1989 –  Kim Schmidinger           Tommy Moe

1990 –  Julie Parisien                  Ryan North

1991 –  Kathrine Davenport       Paul Casey Puckett

1992 –  Kathrine Davenport      Michael Makar

1993 –  Kristina Koznick            Chip Knight

1994 –  Kjersti Bjorn-Roli          Forest Carey

1995 –  Sarah Schleper               Wisi Betschart

1996 –  Kirsten Clark                  Justin Johnson

1997 –  Jonna Mendes                John Minahan

1998 –  Jonna Mendes                Brad Hogan

1999 – Caroline Lalive                Marco Sullivan

2000 –  Julia Mancuso               Marco Sullivan

2001 –  Julia Mancuso                Jake Zamansky

2002 –  Julia Mancuso               Steven Nyman

2003 –  Julia Mancuso               Jeremy Transue

2004 – Lindsey Kildow              Ted Ligety

2005 –  Resi Stiegler                   Tim Jitloff

2006 –  Megan McJames          Christopher Beckmann

2007 –  Leanne Smith                Will Brandenburg

2008 – Kiley Staples                  Tommy Ford

2009 – Julia Ford                       Tommy Ford

2010 –  Mikaela Shiffrin            Will Gregorak

2011 –  Mikaela Shiffrin             Ryan Cochran-Siegle

2012 –  Mikaela Shiffrin            Ryan Cochran-Siegle

2013 –  Mikaela Shiffrin            Ryan Cochran-Siegle

2014 –  Mikeala Shiffrin

2015 –  Mikaela Shiffrin           AJ Ginnis
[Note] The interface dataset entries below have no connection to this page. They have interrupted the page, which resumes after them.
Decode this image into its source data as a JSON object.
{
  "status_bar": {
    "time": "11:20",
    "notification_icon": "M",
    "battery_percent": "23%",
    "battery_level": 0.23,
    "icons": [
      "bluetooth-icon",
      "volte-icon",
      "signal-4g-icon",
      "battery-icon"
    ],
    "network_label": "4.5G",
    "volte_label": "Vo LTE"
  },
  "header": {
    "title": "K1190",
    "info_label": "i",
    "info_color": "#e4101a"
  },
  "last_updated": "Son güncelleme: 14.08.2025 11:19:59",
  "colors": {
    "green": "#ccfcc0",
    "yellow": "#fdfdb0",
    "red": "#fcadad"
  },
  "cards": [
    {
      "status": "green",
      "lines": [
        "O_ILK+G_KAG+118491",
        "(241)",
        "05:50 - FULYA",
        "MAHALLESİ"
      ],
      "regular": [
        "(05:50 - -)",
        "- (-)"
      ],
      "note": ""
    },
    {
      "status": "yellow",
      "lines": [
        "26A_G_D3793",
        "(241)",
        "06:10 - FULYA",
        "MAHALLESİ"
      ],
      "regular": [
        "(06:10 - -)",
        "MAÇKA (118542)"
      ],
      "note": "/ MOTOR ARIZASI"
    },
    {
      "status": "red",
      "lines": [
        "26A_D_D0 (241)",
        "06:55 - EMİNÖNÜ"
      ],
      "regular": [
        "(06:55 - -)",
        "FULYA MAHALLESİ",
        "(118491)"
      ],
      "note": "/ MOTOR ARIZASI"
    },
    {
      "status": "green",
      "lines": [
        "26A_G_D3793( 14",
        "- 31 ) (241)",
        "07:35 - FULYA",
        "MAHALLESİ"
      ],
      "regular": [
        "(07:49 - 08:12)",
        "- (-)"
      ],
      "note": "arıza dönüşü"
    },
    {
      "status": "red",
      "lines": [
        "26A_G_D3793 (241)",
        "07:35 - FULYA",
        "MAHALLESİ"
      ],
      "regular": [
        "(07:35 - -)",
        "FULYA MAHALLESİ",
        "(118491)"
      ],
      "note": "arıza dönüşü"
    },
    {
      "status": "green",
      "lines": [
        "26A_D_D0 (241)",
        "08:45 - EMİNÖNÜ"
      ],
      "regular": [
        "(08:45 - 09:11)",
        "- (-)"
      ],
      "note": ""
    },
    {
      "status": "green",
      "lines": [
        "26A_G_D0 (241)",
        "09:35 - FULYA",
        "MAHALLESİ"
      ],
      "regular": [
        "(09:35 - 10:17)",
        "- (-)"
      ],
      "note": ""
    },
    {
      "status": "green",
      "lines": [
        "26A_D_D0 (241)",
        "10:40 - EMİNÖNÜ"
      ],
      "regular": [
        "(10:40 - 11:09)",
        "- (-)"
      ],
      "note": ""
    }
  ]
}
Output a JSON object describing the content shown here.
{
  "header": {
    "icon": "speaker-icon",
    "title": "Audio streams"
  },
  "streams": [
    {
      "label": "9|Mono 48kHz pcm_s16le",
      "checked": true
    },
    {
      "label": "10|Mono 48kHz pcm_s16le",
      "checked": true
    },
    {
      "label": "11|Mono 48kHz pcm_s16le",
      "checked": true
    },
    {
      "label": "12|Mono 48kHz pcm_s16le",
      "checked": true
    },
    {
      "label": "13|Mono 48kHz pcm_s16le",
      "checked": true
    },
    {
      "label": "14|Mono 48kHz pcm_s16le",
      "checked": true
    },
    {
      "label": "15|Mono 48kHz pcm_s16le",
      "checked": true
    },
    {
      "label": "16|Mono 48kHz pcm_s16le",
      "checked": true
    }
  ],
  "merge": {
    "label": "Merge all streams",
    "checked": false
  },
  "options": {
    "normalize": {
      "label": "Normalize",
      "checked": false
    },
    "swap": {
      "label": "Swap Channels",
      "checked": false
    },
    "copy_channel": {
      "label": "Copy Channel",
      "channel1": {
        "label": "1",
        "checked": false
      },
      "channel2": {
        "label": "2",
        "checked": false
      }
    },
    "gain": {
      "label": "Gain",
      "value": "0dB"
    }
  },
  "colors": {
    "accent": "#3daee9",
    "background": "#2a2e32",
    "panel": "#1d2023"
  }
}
2016 –  Mikaela Shiffrin           Erik Arvidsson

2017 –  Alice Merryweather/Breezy Johnson     Sam Morse